Items from an interface collection

[Start of section]

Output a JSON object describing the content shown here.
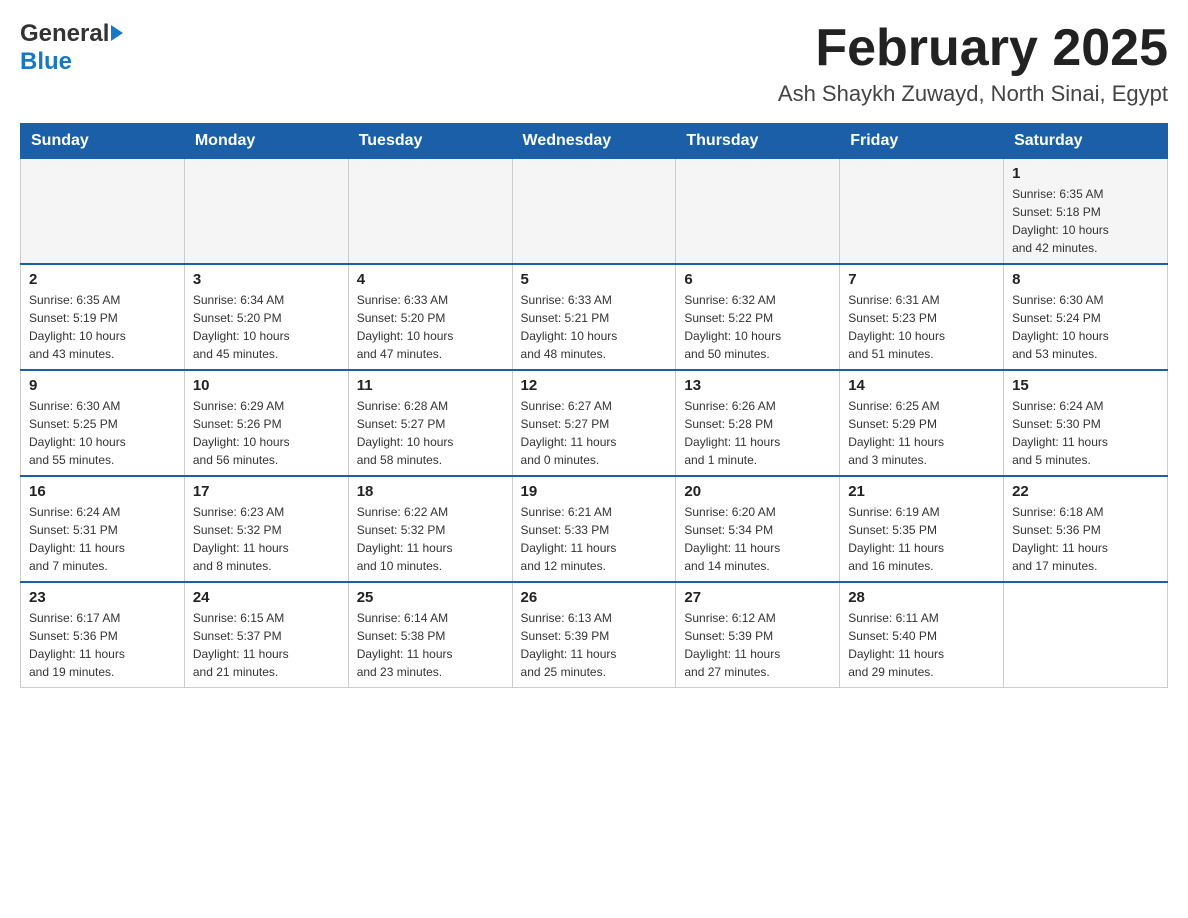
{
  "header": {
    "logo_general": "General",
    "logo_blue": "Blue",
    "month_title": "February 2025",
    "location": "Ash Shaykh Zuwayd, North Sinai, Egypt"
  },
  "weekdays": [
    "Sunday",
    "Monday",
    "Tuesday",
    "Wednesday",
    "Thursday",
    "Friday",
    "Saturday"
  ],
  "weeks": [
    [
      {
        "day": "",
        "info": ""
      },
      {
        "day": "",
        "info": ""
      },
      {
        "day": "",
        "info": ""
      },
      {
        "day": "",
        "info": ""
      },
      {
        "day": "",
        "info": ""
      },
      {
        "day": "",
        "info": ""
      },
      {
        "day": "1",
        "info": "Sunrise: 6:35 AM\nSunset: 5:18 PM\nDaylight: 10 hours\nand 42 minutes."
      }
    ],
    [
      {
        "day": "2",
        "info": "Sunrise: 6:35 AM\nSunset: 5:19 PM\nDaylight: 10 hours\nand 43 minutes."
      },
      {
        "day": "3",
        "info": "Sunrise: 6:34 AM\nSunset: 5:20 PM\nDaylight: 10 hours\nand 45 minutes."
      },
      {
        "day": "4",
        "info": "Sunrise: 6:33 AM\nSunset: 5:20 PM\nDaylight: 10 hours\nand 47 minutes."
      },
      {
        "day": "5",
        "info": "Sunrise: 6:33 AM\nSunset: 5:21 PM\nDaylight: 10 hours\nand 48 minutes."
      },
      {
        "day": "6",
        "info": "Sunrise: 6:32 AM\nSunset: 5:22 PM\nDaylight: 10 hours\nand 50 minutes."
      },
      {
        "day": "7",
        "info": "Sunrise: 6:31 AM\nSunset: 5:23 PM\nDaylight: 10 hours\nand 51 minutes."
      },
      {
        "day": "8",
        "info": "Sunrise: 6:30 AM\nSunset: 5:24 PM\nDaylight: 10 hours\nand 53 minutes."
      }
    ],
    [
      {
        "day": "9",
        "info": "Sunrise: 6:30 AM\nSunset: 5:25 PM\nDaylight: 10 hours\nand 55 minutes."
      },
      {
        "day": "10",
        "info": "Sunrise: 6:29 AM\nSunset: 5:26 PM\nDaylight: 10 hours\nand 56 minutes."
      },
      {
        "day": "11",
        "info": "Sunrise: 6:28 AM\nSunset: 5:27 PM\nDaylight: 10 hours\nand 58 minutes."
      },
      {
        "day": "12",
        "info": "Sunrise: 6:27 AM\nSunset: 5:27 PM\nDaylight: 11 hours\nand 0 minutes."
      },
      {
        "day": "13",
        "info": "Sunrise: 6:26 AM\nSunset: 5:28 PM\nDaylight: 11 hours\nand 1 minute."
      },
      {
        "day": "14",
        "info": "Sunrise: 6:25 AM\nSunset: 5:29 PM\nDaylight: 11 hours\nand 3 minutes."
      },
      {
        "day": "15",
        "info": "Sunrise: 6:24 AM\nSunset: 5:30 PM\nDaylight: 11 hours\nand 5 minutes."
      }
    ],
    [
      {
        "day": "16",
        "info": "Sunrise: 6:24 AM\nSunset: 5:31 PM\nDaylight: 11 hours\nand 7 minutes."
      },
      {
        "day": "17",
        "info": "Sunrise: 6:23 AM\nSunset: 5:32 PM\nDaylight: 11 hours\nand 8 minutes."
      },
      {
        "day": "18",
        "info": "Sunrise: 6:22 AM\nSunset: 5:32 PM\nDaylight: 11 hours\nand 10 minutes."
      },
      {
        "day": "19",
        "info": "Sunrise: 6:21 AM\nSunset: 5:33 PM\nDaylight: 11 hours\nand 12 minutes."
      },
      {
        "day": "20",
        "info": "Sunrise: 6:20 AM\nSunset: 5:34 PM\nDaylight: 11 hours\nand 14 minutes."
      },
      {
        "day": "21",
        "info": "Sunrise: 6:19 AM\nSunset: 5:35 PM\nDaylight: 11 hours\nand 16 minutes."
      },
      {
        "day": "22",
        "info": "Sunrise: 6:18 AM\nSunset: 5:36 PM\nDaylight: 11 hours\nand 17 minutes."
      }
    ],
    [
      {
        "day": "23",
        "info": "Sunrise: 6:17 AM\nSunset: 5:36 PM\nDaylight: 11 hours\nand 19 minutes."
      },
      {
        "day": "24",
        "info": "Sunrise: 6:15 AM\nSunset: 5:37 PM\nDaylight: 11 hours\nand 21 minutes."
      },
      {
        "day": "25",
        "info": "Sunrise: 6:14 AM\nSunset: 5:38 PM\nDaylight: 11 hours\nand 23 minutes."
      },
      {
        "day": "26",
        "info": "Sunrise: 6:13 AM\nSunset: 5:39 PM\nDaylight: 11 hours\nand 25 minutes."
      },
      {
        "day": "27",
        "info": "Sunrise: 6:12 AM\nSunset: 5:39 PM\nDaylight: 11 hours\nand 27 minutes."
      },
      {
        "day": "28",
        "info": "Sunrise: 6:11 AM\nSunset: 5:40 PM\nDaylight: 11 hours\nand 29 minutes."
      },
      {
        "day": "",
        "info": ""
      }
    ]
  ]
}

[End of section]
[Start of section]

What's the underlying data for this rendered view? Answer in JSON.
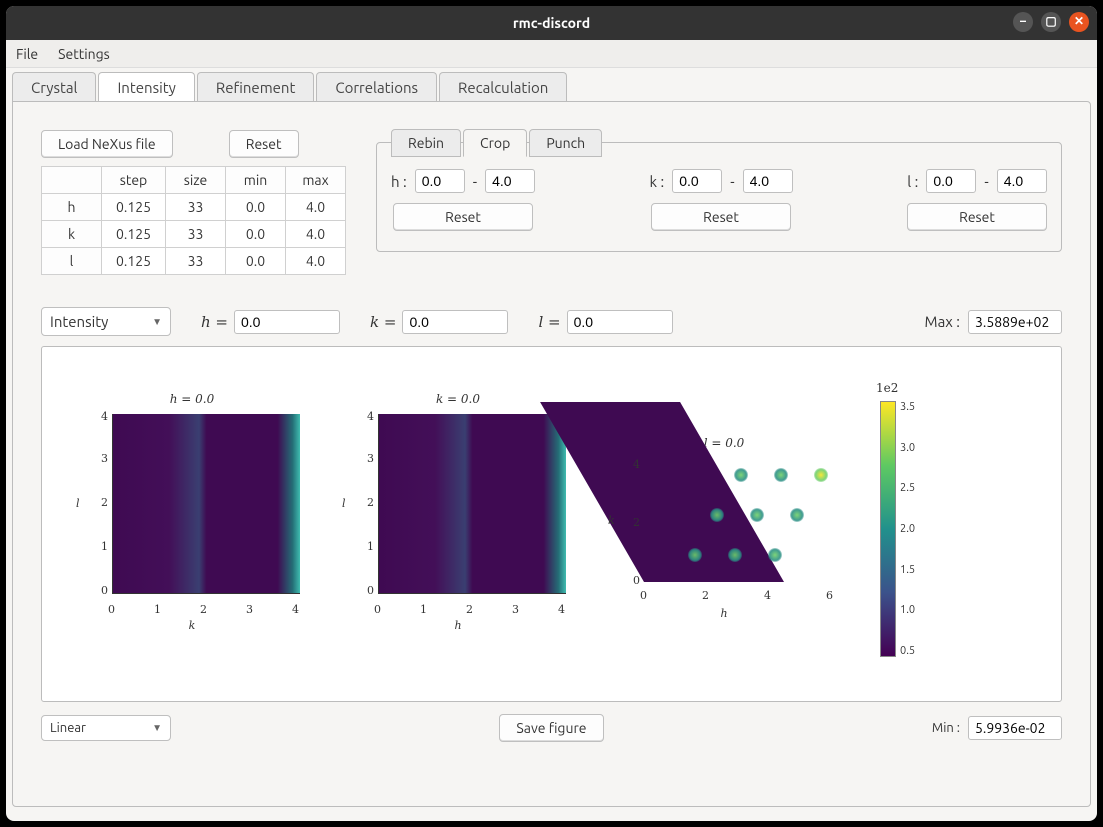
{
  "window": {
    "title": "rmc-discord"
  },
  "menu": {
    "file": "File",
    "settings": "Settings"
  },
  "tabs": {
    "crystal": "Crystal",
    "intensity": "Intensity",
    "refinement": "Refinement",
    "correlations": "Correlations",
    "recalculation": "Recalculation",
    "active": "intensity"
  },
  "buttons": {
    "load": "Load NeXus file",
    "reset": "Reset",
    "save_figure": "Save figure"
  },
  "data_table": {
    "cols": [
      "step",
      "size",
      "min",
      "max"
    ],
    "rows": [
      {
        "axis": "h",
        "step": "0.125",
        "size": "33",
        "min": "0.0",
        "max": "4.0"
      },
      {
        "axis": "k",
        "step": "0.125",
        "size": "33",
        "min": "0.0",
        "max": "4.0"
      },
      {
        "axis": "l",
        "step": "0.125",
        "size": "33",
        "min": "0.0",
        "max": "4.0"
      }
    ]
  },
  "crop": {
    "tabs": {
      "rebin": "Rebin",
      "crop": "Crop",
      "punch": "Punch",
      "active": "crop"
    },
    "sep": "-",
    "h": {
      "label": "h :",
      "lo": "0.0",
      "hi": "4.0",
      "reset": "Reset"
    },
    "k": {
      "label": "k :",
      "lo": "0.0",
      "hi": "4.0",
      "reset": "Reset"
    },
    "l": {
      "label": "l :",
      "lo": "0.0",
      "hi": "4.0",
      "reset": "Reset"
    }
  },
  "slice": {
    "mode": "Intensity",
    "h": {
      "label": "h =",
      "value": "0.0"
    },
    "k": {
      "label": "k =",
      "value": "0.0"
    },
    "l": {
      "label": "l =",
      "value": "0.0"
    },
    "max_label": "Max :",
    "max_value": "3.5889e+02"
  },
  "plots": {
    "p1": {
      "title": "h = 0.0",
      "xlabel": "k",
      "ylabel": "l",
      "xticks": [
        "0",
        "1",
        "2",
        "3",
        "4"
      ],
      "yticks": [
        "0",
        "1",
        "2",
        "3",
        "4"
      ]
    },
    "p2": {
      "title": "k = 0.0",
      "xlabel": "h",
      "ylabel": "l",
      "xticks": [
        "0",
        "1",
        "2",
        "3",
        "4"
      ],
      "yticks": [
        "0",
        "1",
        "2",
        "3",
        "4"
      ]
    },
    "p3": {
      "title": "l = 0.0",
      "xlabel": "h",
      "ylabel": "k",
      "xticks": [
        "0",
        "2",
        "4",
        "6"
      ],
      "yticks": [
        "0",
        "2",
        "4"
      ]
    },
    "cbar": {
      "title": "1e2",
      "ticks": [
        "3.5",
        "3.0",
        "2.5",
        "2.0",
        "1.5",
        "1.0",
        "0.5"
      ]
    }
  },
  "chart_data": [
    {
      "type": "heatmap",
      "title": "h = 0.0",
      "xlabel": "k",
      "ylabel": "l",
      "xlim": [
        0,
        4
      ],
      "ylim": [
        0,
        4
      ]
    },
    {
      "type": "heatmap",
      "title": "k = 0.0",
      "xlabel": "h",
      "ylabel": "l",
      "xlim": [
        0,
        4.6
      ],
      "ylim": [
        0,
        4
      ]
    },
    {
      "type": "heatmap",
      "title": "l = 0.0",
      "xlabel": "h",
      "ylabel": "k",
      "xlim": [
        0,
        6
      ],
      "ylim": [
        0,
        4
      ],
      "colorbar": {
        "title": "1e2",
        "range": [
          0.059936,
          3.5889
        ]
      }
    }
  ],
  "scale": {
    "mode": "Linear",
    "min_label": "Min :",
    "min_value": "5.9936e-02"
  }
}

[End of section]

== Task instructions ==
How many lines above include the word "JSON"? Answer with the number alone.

== Reply to the exercise ==
2